Having edited books, a magazine, and a website, I've learned the quirks of the timelines of each media type.
When I edited Ministry Matters, we had to be useful to pastors in their planning for various seasons and events of the church year. So, we kicked off our Advent content with a "Christmas in July" week to help pastors planning their sermons, worship, and outreach efforts for the following November and December.
When I edited Circuit Rider, a quarterly magazine for United Methodist leaders, each issue went to prepress about 6-8 weeks before it arrived in mailboxes, and work on the issue began months before that. So, the issue pastors might read as Advent draws close was on my brain way back in the spring.
Book publishing takes a lot longer. This is surprising for a lot of first time authors, I find. They spend six months or a year (or more, depending on the book) working on a book and are disheartened to hear that it will likely be almost another year before it hits the bookshelves (or the preorders are finally shipped, as the case may be in this online age). So with 9-12 months' gap between manuscript and release, I was working on Advent books way back in . . . the previous Advent!
Yes, this long timeline actually worked out nicely in that last year I had the pleasure of working on Advent books actually DURING Advent! Rather than the dissociative state of writing "plan your summer mission trip" at Christmastime, I got to sit by the tree as I edited, wrote, and compiled essays, prayers, and biblical reflections about incarnation, messianic hopes, preparing for Jesus' coming, and the kingdom of God.
It was a special thing, and now (a year later) I get to share those amazing Advent books with YOU to inspire you THIS Advent . . . which starts in only ten days--whoops!--better order fast!
Every Valley: Advent with the Scriptures of Handel's Messiah
If you love Handel's Messiah, love Christmas music, or love anybody who's into sacred music, this book is a gem. It has forty reflections (good, theological stuff--not just fluff) exploring the scriptures that make up the libretto of Handel's Messiah. From "Comfort ye, comfort ye" (Isaiah 40:1-5) to "Amen" (Revelation 5:14) and every "behold" and "hallelujah" along the way, these essays from a variety of pastors and theologians dig into the meaning behind every Bible passage in the oratorio. Good for a daily Advent devotional, reading by the tree, or gifting to your favorite choir director.

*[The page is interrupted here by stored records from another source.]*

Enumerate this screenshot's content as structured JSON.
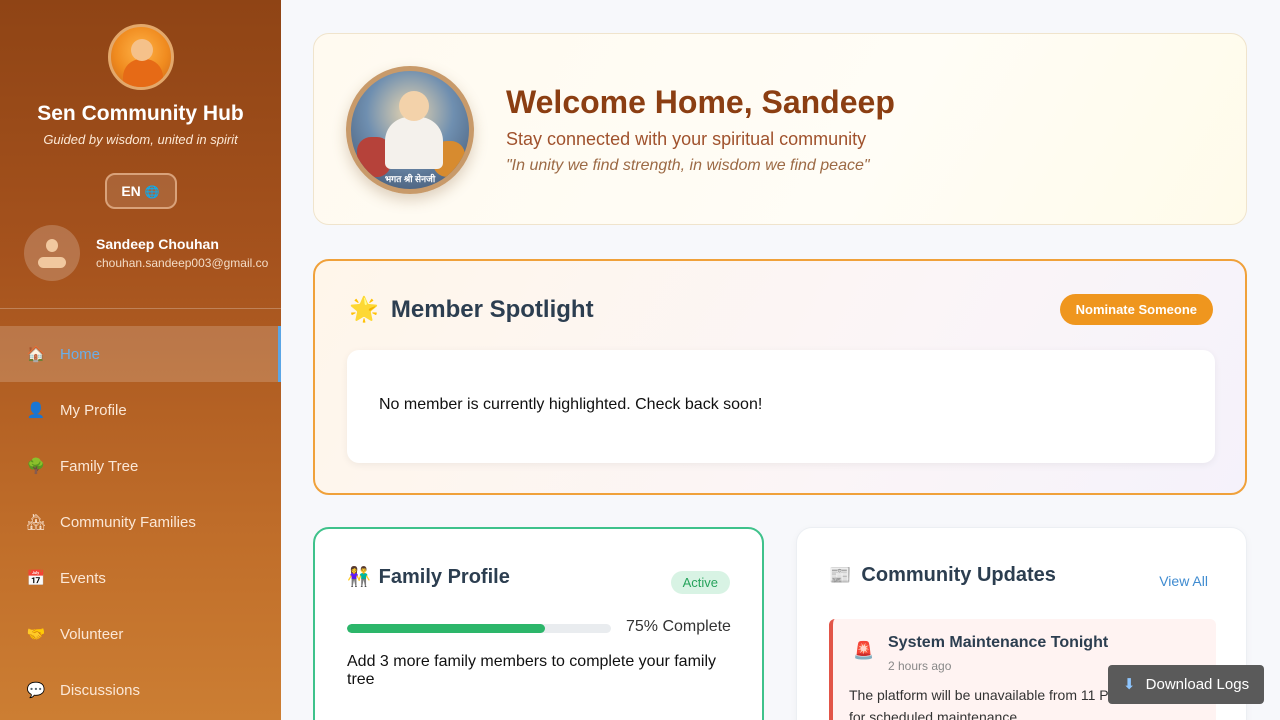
{
  "sidebar": {
    "app_title": "Sen Community Hub",
    "tagline": "Guided by wisdom, united in spirit",
    "language": "EN",
    "language_icon": "globe-icon",
    "user": {
      "name": "Sandeep Chouhan",
      "email": "chouhan.sandeep003@gmail.co"
    },
    "nav": [
      {
        "label": "Home",
        "icon": "🏠",
        "icon_name": "home-icon",
        "active": true
      },
      {
        "label": "My Profile",
        "icon": "👤",
        "icon_name": "user-icon"
      },
      {
        "label": "Family Tree",
        "icon": "🌳",
        "icon_name": "tree-icon"
      },
      {
        "label": "Community Families",
        "icon": "🏘",
        "icon_name": "houses-icon"
      },
      {
        "label": "Events",
        "icon": "📅",
        "icon_name": "calendar-icon"
      },
      {
        "label": "Volunteer",
        "icon": "🤝",
        "icon_name": "handshake-icon"
      },
      {
        "label": "Discussions",
        "icon": "💬",
        "icon_name": "chat-icon"
      }
    ]
  },
  "welcome": {
    "title": "Welcome Home, Sandeep",
    "subtitle": "Stay connected with your spiritual community",
    "quote": "\"In unity we find strength, in wisdom we find peace\"",
    "image_caption": "भगत श्री सेनजी"
  },
  "spotlight": {
    "icon": "🌟",
    "title": "Member Spotlight",
    "nominate_label": "Nominate Someone",
    "empty_message": "No member is currently highlighted. Check back soon!"
  },
  "family_profile": {
    "icon": "👫",
    "title": "Family Profile",
    "status": "Active",
    "progress_percent": 75,
    "progress_label": "75% Complete",
    "note": "Add 3 more family members to complete your family tree"
  },
  "community_updates": {
    "icon": "📰",
    "title": "Community Updates",
    "view_all": "View All",
    "items": [
      {
        "icon": "🚨",
        "title": "System Maintenance Tonight",
        "time": "2 hours ago",
        "text": "The platform will be unavailable from 11 PM to 1 AM for scheduled maintenance."
      }
    ]
  },
  "download_logs": {
    "icon": "⬇",
    "label": "Download Logs"
  },
  "colors": {
    "brand_brown": "#8b3e12",
    "accent_orange": "#ef961e",
    "success_green": "#2cb66a",
    "alert_red": "#e25548",
    "link_blue": "#3f8bd0"
  }
}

Feasting on the Word Advent Companion
This one is for the pastor in your life (or, knowing a lot of our friends, YOU!) Part of WJK's popular "Feasting on the Word" line of preaching and worship resources, this one offers ideas and tools for Advent and Christmas. Planned thematically (not by the lectionary) this book includes sermon-prep Bible commentaries and complete worship services for the four Sundays of Advent, four midweek services, Christmas Eve and Christmas Day.
It's a bit late to use for this year's Advent (unless you're a last-minute kind of guy or gal) but maybe for next year. Plus, there is also a Feasting on the Word Lenten Companion for your Lent and Easter planning!